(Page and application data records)

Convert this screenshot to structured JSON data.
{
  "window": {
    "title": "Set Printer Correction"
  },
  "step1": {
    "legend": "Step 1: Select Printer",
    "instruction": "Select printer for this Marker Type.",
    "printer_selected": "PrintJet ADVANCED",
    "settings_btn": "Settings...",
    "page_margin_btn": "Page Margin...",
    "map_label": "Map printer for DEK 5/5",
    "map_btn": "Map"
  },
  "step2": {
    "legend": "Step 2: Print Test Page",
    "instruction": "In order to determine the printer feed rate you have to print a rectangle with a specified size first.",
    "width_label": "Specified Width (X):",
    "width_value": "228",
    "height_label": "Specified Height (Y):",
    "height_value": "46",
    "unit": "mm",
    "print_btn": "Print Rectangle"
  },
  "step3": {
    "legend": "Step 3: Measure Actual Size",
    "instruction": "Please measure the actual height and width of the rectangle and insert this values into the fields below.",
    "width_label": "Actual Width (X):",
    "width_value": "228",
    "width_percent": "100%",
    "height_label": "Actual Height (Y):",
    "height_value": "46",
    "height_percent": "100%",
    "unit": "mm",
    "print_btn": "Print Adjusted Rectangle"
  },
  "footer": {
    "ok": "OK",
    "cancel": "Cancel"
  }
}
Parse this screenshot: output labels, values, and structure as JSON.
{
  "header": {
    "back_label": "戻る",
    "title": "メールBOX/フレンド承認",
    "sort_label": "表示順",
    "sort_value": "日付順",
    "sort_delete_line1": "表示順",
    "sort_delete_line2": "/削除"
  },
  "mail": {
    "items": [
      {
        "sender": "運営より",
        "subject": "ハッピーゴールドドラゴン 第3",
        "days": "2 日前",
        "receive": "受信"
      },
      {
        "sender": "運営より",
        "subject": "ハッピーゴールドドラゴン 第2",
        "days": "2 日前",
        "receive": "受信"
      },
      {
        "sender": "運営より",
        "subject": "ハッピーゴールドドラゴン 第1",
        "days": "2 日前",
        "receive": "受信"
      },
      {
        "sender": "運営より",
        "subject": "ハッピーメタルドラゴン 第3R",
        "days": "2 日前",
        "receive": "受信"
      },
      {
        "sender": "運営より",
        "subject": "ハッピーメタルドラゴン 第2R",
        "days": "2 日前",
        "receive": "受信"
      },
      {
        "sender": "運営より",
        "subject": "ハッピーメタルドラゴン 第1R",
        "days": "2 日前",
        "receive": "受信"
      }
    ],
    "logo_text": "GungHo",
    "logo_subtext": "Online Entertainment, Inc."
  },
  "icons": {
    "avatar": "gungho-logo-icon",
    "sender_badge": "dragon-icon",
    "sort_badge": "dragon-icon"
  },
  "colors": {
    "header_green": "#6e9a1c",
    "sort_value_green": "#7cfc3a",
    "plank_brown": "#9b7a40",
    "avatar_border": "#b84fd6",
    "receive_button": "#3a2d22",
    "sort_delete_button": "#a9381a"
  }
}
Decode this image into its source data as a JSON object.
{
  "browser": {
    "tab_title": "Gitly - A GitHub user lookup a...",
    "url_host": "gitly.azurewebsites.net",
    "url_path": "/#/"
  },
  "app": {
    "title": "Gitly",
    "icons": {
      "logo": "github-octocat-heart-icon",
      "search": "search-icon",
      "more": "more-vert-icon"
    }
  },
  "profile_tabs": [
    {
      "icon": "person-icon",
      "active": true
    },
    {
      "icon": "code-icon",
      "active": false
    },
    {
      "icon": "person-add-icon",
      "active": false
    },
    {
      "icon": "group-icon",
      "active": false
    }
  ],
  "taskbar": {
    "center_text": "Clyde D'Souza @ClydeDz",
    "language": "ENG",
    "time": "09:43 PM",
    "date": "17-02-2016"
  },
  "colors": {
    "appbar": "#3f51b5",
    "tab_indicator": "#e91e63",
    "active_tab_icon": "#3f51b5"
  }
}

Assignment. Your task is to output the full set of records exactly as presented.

Written response.
Convert this screenshot to structured JSON data.
{
  "window": {
    "title": "Set Printer Correction"
  },
  "step1": {
    "legend": "Step 1: Select Printer",
    "instruction": "Select printer for this Marker Type.",
    "printer_selected": "PrintJet ADVANCED",
    "settings_btn": "Settings...",
    "page_margin_btn": "Page Margin...",
    "map_label": "Map printer for DEK 5/5",
    "map_btn": "Map"
  },
  "step2": {
    "legend": "Step 2: Print Test Page",
    "instruction": "In order to determine the printer feed rate you have to print a rectangle with a specified size first.",
    "width_label": "Specified Width (X):",
    "width_value": "228",
    "height_label": "Specified Height (Y):",
    "height_value": "46",
    "unit": "mm",
    "print_btn": "Print Rectangle"
  },
  "step3": {
    "legend": "Step 3: Measure Actual Size",
    "instruction": "Please measure the actual height and width of the rectangle and insert this values into the fields below.",
    "width_label": "Actual Width (X):",
    "width_value": "228",
    "width_percent": "100%",
    "height_label": "Actual Height (Y):",
    "height_value": "46",
    "height_percent": "100%",
    "unit": "mm",
    "print_btn": "Print Adjusted Rectangle"
  },
  "footer": {
    "ok": "OK",
    "cancel": "Cancel"
  }
}
Parse this screenshot: output labels, values, and structure as JSON.
{
  "header": {
    "back_label": "戻る",
    "title": "メールBOX/フレンド承認",
    "sort_label": "表示順",
    "sort_value": "日付順",
    "sort_delete_line1": "表示順",
    "sort_delete_line2": "/削除"
  },
  "mail": {
    "items": [
      {
        "sender": "運営より",
        "subject": "ハッピーゴールドドラゴン 第3",
        "days": "2 日前",
        "receive": "受信"
      },
      {
        "sender": "運営より",
        "subject": "ハッピーゴールドドラゴン 第2",
        "days": "2 日前",
        "receive": "受信"
      },
      {
        "sender": "運営より",
        "subject": "ハッピーゴールドドラゴン 第1",
        "days": "2 日前",
        "receive": "受信"
      },
      {
        "sender": "運営より",
        "subject": "ハッピーメタルドラゴン 第3R",
        "days": "2 日前",
        "receive": "受信"
      },
      {
        "sender": "運営より",
        "subject": "ハッピーメタルドラゴン 第2R",
        "days": "2 日前",
        "receive": "受信"
      },
      {
        "sender": "運営より",
        "subject": "ハッピーメタルドラゴン 第1R",
        "days": "2 日前",
        "receive": "受信"
      }
    ],
    "logo_text": "GungHo",
    "logo_subtext": "Online Entertainment, Inc."
  },
  "icons": {
    "avatar": "gungho-logo-icon",
    "sender_badge": "dragon-icon",
    "sort_badge": "dragon-icon"
  },
  "colors": {
    "header_green": "#6e9a1c",
    "sort_value_green": "#7cfc3a",
    "plank_brown": "#9b7a40",
    "avatar_border": "#b84fd6",
    "receive_button": "#3a2d22",
    "sort_delete_button": "#a9381a"
  }
}
Decode this image into its source data as a JSON object.
{
  "browser": {
    "tab_title": "Gitly - A GitHub user lookup a...",
    "url_host": "gitly.azurewebsites.net",
    "url_path": "/#/"
  },
  "app": {
    "title": "Gitly",
    "icons": {
      "logo": "github-octocat-heart-icon",
      "search": "search-icon",
      "more": "more-vert-icon"
    }
  },
  "profile_tabs": [
    {
      "icon": "person-icon",
      "active": true
    },
    {
      "icon": "code-icon",
      "active": false
    },
    {
      "icon": "person-add-icon",
      "active": false
    },
    {
      "icon": "group-icon",
      "active": false
    }
  ],
  "taskbar": {
    "center_text": "Clyde D'Souza @ClydeDz",
    "language": "ENG",
    "time": "09:43 PM",
    "date": "17-02-2016"
  },
  "colors": {
    "appbar": "#3f51b5",
    "tab_indicator": "#e91e63",
    "active_tab_icon": "#3f51b5"
  }
}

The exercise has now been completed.